By Lesley Podesta
At the end of a year that saw so much high-profile discussion about children’s rights to feel safe, how tragic it is that we find ourselves mourning the suicide of young Queenslander Tyrone Unsworth, and asking how his death could have been prevented.
Tyrone’s loss is a devastating reminder about the urgent need to change the way we manage bullying in our schools.
Tyrone was a 13-year-old Brisbane boy who tragically saw no other choice but to take his life after years of incessant homophobic bullying.
I was shocked to read that only a month prior to his death, he was assaulted by another student with a fence paling, outside school hours.
But what made my heart sink even further was reading that the day before he took his own life, he told a friend that his school did not care.
Why did Tyrone think his school didn’t care?
The school has since admitted it was aware of the assault but was unaware of the consistent bullying suffered by Tyrone. And, if the school genuinely didn’t know about the bullying, why didn’t it know?
The resulting tragedy highlights that Tyrone’s school community was ill-equipped to identify and address the abuse which ultimately lead to his tragic suicide.
This incident highlights the need to support our hard-working teachers so that they can support children who are traumatised by violence and bullying, both after hours and in the schoolyard. It highlights the need to talk about respect, tolerance and friendship.
The truth is we all played a role in the death of this young man, and we all have a burden to bear.
We all play a role. Our schoolyards mirror the values of our community, our children reflect the world around them. We need to understand the consequences of the discussions we have, at the kitchen table, in the staff room and in the office.
Many people say that “bullying is just part of growing up”. This is wrong.

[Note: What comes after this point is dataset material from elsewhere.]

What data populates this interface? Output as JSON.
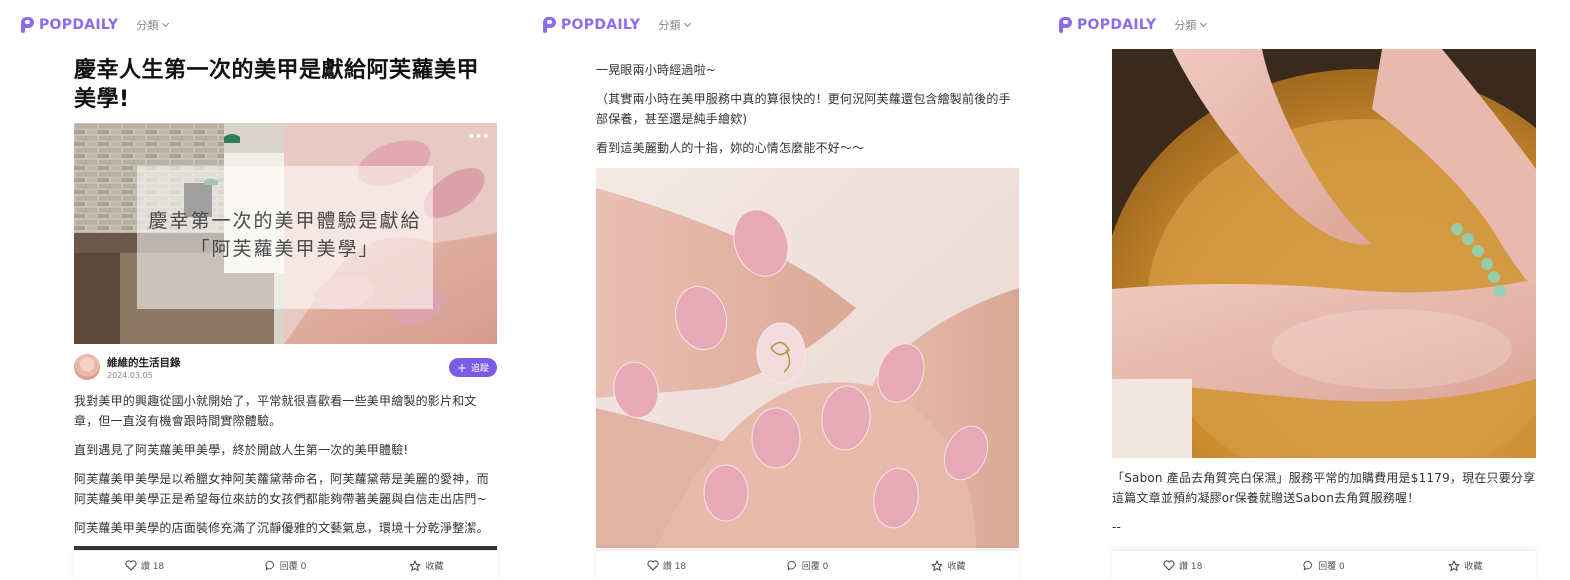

Bullying is not testing boundaries or healthy competition between peers.
Bullying is an ongoing misuse of power in relationships through repeated aggressive verbal, physical and/or social behaviour on or offline that intends to cause physical and/or psychological harm, distress or fear. It can involve an individual or a group misusing their power over one or more persons. Bullying can happen in person or online, and it can be obvious (overt) or hidden (covert).